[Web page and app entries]
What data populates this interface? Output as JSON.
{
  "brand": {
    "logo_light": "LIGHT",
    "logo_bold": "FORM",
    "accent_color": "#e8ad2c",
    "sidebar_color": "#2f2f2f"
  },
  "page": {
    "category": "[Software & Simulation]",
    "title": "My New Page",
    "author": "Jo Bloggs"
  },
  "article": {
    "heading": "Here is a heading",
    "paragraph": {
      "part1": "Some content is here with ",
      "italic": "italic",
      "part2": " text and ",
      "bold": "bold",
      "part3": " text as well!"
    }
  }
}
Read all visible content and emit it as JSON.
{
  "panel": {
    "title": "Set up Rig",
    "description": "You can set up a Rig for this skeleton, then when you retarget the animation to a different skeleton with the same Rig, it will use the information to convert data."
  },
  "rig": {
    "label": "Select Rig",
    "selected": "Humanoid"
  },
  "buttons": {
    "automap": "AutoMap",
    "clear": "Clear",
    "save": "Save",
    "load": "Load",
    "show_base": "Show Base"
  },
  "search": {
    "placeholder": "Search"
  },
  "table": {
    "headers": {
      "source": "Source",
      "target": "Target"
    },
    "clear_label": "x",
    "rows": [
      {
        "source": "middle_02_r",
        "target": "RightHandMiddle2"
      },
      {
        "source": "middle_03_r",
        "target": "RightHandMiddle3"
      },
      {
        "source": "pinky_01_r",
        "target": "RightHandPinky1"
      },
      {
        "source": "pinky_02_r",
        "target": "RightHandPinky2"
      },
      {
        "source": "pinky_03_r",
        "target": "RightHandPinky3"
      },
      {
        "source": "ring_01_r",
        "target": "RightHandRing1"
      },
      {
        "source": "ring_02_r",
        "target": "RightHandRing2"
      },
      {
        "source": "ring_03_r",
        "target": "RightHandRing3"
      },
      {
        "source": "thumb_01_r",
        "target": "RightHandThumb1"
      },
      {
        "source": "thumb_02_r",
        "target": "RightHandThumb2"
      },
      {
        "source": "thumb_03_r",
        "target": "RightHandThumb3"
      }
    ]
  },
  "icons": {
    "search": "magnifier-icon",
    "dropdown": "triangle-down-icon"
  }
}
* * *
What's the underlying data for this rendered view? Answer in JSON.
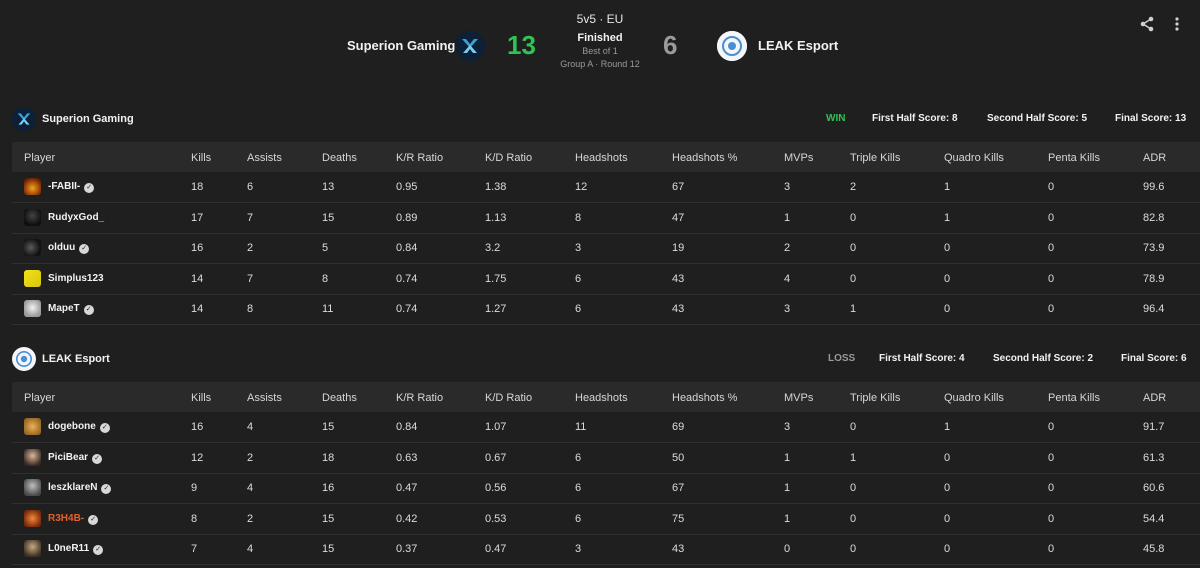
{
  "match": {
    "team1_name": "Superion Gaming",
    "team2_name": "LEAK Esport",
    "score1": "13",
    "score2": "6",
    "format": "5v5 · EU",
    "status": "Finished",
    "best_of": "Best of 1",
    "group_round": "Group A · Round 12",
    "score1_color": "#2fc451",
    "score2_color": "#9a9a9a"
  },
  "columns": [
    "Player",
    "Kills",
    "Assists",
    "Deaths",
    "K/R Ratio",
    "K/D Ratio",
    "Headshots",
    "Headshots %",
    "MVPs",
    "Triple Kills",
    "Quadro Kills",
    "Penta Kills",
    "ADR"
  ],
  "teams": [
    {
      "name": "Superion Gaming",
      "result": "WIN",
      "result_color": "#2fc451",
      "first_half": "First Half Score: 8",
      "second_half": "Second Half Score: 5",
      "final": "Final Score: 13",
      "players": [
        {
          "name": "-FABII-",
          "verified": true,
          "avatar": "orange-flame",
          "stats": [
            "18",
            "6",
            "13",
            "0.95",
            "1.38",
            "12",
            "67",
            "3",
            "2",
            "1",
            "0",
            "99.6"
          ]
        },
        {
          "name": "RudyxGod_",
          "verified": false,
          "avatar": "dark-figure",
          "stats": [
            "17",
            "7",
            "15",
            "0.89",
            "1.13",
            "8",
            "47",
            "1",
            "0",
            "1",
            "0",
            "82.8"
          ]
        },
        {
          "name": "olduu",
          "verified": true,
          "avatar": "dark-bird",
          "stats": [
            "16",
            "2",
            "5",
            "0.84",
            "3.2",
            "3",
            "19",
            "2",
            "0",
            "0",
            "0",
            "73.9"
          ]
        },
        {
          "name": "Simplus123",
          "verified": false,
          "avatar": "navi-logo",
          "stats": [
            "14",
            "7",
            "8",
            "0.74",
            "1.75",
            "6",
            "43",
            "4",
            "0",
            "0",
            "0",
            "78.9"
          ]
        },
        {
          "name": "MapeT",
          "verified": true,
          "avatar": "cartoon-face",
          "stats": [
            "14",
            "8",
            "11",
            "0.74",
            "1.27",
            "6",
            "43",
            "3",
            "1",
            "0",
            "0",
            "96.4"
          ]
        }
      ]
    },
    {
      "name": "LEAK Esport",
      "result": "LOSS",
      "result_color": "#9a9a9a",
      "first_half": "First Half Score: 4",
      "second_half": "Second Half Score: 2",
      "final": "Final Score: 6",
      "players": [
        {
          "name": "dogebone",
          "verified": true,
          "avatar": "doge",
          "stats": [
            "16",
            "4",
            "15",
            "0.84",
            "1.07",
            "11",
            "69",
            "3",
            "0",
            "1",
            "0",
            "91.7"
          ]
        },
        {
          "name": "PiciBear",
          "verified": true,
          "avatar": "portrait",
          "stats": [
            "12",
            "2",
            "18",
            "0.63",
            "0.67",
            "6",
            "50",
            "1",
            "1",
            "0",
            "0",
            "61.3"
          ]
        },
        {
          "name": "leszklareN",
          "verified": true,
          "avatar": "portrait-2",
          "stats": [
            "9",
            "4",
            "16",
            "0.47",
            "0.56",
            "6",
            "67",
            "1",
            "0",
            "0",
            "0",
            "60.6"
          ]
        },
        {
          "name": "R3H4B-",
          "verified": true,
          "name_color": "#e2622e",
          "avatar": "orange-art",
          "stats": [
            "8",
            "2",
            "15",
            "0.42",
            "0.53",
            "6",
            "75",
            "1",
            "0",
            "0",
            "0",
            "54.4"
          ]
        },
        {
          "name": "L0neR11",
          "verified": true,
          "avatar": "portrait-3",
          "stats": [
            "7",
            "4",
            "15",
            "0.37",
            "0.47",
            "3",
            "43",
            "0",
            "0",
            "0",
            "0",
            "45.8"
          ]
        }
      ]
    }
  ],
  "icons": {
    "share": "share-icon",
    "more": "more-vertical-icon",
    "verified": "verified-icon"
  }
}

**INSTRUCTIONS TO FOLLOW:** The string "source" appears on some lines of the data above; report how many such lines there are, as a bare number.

**ANSWER BOX:** 12